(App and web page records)
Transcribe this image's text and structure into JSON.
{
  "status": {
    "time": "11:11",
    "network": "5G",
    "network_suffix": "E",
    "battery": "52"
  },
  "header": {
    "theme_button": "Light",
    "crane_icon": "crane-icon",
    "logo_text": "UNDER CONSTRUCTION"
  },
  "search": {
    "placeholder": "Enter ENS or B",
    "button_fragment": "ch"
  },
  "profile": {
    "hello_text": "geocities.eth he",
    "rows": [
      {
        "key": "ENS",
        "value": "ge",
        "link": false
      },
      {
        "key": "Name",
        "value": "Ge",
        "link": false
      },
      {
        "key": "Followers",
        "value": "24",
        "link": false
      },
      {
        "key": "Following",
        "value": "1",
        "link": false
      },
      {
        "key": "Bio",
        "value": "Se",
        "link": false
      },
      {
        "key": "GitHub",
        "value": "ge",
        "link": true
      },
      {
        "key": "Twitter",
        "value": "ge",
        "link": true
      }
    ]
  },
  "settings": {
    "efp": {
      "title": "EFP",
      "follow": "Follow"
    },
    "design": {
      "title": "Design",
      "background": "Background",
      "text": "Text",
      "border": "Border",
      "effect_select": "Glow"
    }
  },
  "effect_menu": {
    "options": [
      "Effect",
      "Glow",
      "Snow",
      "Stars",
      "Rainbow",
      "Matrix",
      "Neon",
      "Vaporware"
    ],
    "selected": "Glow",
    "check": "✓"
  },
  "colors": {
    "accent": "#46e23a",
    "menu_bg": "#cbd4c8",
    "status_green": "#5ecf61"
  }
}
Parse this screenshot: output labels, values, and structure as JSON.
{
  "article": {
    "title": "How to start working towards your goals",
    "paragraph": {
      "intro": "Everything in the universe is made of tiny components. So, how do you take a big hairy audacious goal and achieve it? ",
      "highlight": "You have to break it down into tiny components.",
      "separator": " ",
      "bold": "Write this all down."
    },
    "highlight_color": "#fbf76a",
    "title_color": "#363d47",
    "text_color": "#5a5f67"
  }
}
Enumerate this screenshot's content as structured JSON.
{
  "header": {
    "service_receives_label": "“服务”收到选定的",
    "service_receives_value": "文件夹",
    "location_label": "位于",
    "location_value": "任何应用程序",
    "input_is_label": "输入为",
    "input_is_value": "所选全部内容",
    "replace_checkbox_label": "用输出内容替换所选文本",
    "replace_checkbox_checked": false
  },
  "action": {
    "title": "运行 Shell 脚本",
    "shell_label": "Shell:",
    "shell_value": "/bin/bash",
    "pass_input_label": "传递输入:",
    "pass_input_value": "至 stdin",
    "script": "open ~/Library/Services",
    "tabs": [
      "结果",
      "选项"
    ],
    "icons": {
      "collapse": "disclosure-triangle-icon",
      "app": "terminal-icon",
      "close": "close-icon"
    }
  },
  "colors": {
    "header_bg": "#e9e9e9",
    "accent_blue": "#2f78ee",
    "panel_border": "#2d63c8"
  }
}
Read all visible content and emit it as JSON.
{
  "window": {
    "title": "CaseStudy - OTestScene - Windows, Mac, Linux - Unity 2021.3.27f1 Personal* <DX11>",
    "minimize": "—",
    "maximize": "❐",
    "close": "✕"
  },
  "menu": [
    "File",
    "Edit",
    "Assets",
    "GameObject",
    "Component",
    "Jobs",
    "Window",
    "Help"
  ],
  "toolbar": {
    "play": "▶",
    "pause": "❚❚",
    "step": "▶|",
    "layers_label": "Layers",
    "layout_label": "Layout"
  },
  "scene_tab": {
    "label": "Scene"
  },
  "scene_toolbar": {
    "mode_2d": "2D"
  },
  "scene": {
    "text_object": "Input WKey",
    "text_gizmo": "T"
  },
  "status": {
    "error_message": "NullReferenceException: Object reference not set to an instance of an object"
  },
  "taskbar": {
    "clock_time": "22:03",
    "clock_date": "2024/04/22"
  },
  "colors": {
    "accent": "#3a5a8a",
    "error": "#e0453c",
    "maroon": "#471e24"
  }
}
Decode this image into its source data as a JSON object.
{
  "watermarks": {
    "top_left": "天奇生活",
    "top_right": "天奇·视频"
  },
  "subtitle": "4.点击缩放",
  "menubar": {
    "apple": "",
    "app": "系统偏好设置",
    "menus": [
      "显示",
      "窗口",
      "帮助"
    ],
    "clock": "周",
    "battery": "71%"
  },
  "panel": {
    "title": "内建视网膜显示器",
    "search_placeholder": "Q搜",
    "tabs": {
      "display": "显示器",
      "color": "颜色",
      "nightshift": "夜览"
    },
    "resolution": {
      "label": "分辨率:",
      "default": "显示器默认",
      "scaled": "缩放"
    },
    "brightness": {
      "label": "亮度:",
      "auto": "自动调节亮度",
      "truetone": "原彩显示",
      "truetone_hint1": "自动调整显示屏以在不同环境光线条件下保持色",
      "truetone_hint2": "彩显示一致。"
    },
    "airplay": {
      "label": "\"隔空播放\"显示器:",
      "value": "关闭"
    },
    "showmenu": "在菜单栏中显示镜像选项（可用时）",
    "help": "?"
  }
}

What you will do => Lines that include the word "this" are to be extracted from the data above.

Answer box =>
Transcribe this image's text and structure into JSON.
Parse this screenshot: output labels, values, and structure as JSON.
      "bold": "Write this all down."
Enumerate this screenshot's content as structured JSON.
Decode this image into its source data as a JSON object.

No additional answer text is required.